Fla. Smokers Seek Compensation
MIAMI (AP) - Jurors have only heard half of the story on a request for $14.4 million in compensatory damages by three smokers suing the nation's biggest cigarette makers, a tobacco attorney says.
The lawyer representing the smokers ``ignored certain fundamental and critical evidence that is very much a part of this case,'' Philip Morris attorney Dan Webb said Wednesday. He was to resume today what he said would be a 13-hour industry response to the smokers' claims.
The jury, which already has decided the industry conspired to make a dangerous product, was expected to begin deliberating early next week the nation's first-class action suit by smokers to reach trial. An estimated 500,000 sick Florida smokers are covered under the lawsuit.
If any money is awarded, the same panel will be asked to award punitive damages to the group to punish cigarette makers. The industry fears such an award could amount to hundreds of billions of dollars.
For now, the jury will be asked to assess the medical bills, lost income, cost of household services the smokers are unable to perform, pain and suffering from lung cancer in Mary Farnan and the late Angie Della Vecchia and throat cancer in Frank Amodeo.
Physicians and outside experts blamed smoking for each case.
The industry has offered evidence that bronchioalveolar cancer - a form of lung cancer that the jury decided is not linked to smoking - caused the cancers. It blamed industrial wood dust as a possible cause of Amodeo's cancer.
Jurors must consider the individual smokers' awareness of bad conduct by cigarette makers, the choices they made whether to smoke or quit and their personal responsibility, Webb argued.
For the first time, smokers' attorney Stanley Rosenblatt offered the dollar figure for ``devastating, ravaging injuries'' caused by the industry's defective products.
Economic losses totaled $4.2 million for the three: $2.1 million for Amodeo, $1.6 million for Farnan and $523,000 for Della Vecchia, Rosenblatt said.
He asked for an additional $2 million to $3 million each to cover the intangibles - doubts about whether Farnan will see her 9-year-old daughter graduate from high school, 19-year-old James Della Vecchia's loss of his mother and the price Amodeo pays for never being able to eat or drink for the rest of his life.
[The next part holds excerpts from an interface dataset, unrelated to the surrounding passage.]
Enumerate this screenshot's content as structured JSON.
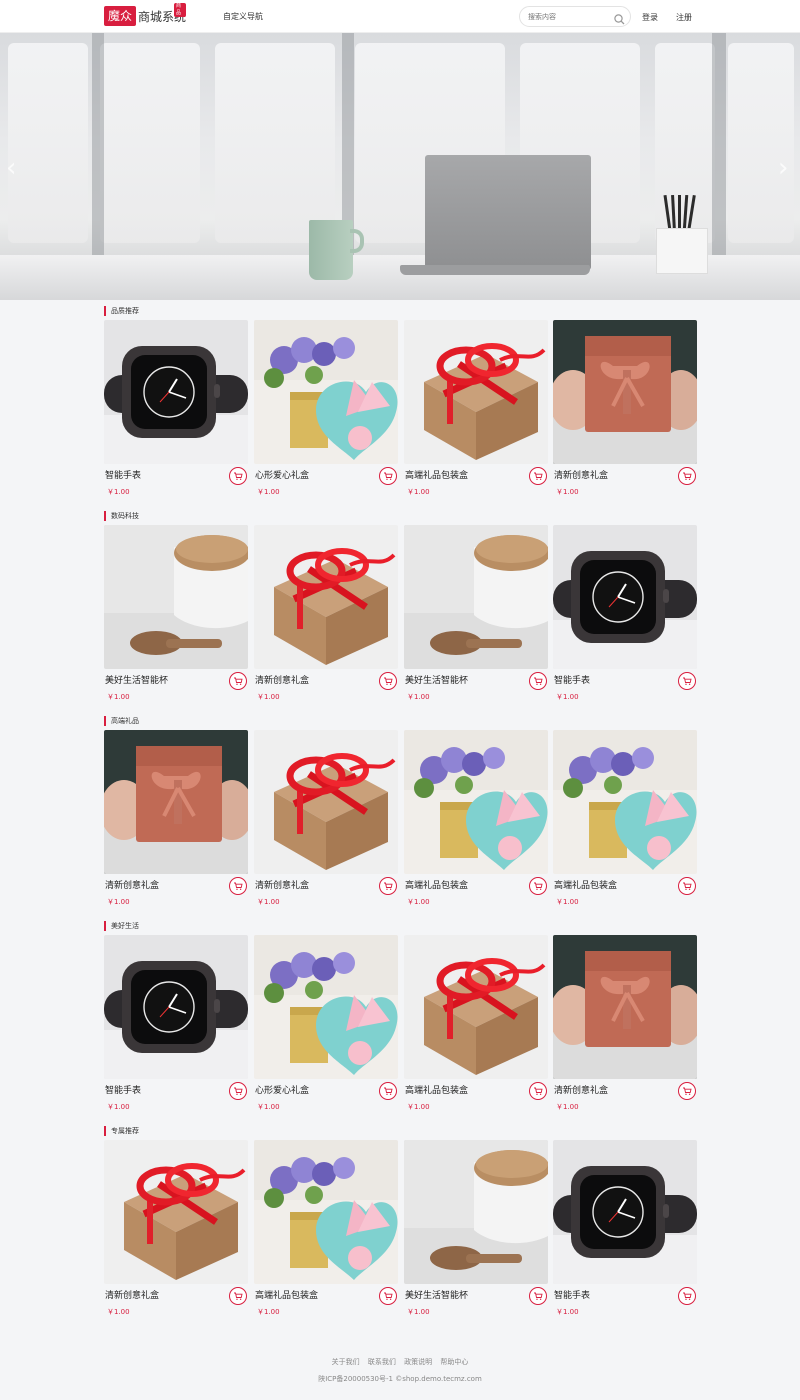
{
  "header": {
    "logo_mark": "魔众",
    "logo_text": "商城系统",
    "logo_badge": "商品",
    "nav_link": "自定义导航",
    "search_placeholder": "搜索内容",
    "login": "登录",
    "register": "注册"
  },
  "sections": [
    {
      "title": "品质推荐",
      "products": [
        {
          "name": "智能手表",
          "price": "￥1.00",
          "image": "watch"
        },
        {
          "name": "心形爱心礼盒",
          "price": "￥1.00",
          "image": "heartbox"
        },
        {
          "name": "高端礼品包装盒",
          "price": "￥1.00",
          "image": "ribbonbox"
        },
        {
          "name": "清新创意礼盒",
          "price": "￥1.00",
          "image": "handbox"
        }
      ]
    },
    {
      "title": "数码科技",
      "products": [
        {
          "name": "美好生活智能杯",
          "price": "￥1.00",
          "image": "cup"
        },
        {
          "name": "清新创意礼盒",
          "price": "￥1.00",
          "image": "ribbonbox"
        },
        {
          "name": "美好生活智能杯",
          "price": "￥1.00",
          "image": "cup"
        },
        {
          "name": "智能手表",
          "price": "￥1.00",
          "image": "watch"
        }
      ]
    },
    {
      "title": "高端礼品",
      "products": [
        {
          "name": "清新创意礼盒",
          "price": "￥1.00",
          "image": "handbox"
        },
        {
          "name": "清新创意礼盒",
          "price": "￥1.00",
          "image": "ribbonbox"
        },
        {
          "name": "高端礼品包装盒",
          "price": "￥1.00",
          "image": "heartbox"
        },
        {
          "name": "高端礼品包装盒",
          "price": "￥1.00",
          "image": "heartbox"
        }
      ]
    },
    {
      "title": "美好生活",
      "products": [
        {
          "name": "智能手表",
          "price": "￥1.00",
          "image": "watch"
        },
        {
          "name": "心形爱心礼盒",
          "price": "￥1.00",
          "image": "heartbox"
        },
        {
          "name": "高端礼品包装盒",
          "price": "￥1.00",
          "image": "ribbonbox"
        },
        {
          "name": "清新创意礼盒",
          "price": "￥1.00",
          "image": "handbox"
        }
      ]
    },
    {
      "title": "专属推荐",
      "products": [
        {
          "name": "清新创意礼盒",
          "price": "￥1.00",
          "image": "ribbonbox"
        },
        {
          "name": "高端礼品包装盒",
          "price": "￥1.00",
          "image": "heartbox"
        },
        {
          "name": "美好生活智能杯",
          "price": "￥1.00",
          "image": "cup"
        },
        {
          "name": "智能手表",
          "price": "￥1.00",
          "image": "watch"
        }
      ]
    }
  ],
  "footer": {
    "links": [
      "关于我们",
      "联系我们",
      "政策说明",
      "帮助中心"
    ],
    "icp": "陕ICP备20000530号-1 ©shop.demo.tecmz.com"
  },
  "colors": {
    "accent": "#d81e3f",
    "page_bg": "#f4f5f7"
  }
}
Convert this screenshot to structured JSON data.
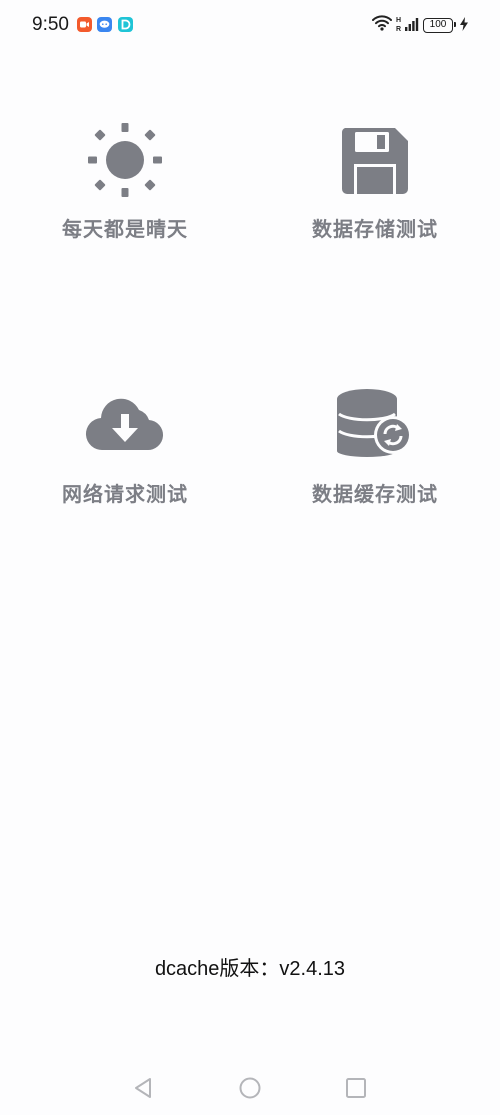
{
  "status_bar": {
    "time": "9:50",
    "notifications": [
      {
        "icon": "video-app-icon",
        "color": "#f35a2c"
      },
      {
        "icon": "chat-app-icon",
        "color": "#3a86f0"
      },
      {
        "icon": "d-app-icon",
        "color": "#1fc4d6"
      }
    ],
    "network_labels": {
      "top": "H",
      "bottom": "R"
    },
    "battery": "100",
    "charging_icon": "bolt-icon"
  },
  "features": [
    {
      "icon": "sun-icon",
      "label": "每天都是晴天"
    },
    {
      "icon": "floppy-disk-icon",
      "label": "数据存储测试"
    },
    {
      "icon": "cloud-download-icon",
      "label": "网络请求测试"
    },
    {
      "icon": "database-sync-icon",
      "label": "数据缓存测试"
    }
  ],
  "version_text": "dcache版本：v2.4.13",
  "navigation": {
    "back": "back-triangle-icon",
    "home": "home-circle-icon",
    "recents": "recents-square-icon"
  },
  "colors": {
    "icon_gray": "#7c7e85",
    "background": "#fdfdfe"
  }
}
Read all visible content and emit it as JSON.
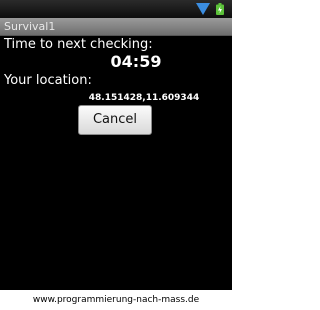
{
  "window": {
    "title": "Survival1"
  },
  "main": {
    "time_label": "Time to next checking:",
    "countdown": "04:59",
    "location_label": "Your location:",
    "coordinates": "48.151428,11.609344",
    "cancel_label": "Cancel"
  },
  "footer": {
    "text": "www.programmierung-nach-mass.de"
  },
  "icons": {
    "signal": "signal-strength-icon",
    "battery": "battery-icon"
  },
  "colors": {
    "screen_background": "#000000",
    "signal": "#3b8de0",
    "battery": "#5cc23a"
  }
}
He is fed through a stomach tube because of throat damage.
The defendants are Philip Morris Inc., R.J. Reynolds Tobacco Co., Brown & Williamson Tobacco Corp., Lorillard Tobacco Co., Liggett Group Inc. and the industry's Council for Tobacco Research and Tobacco Institute.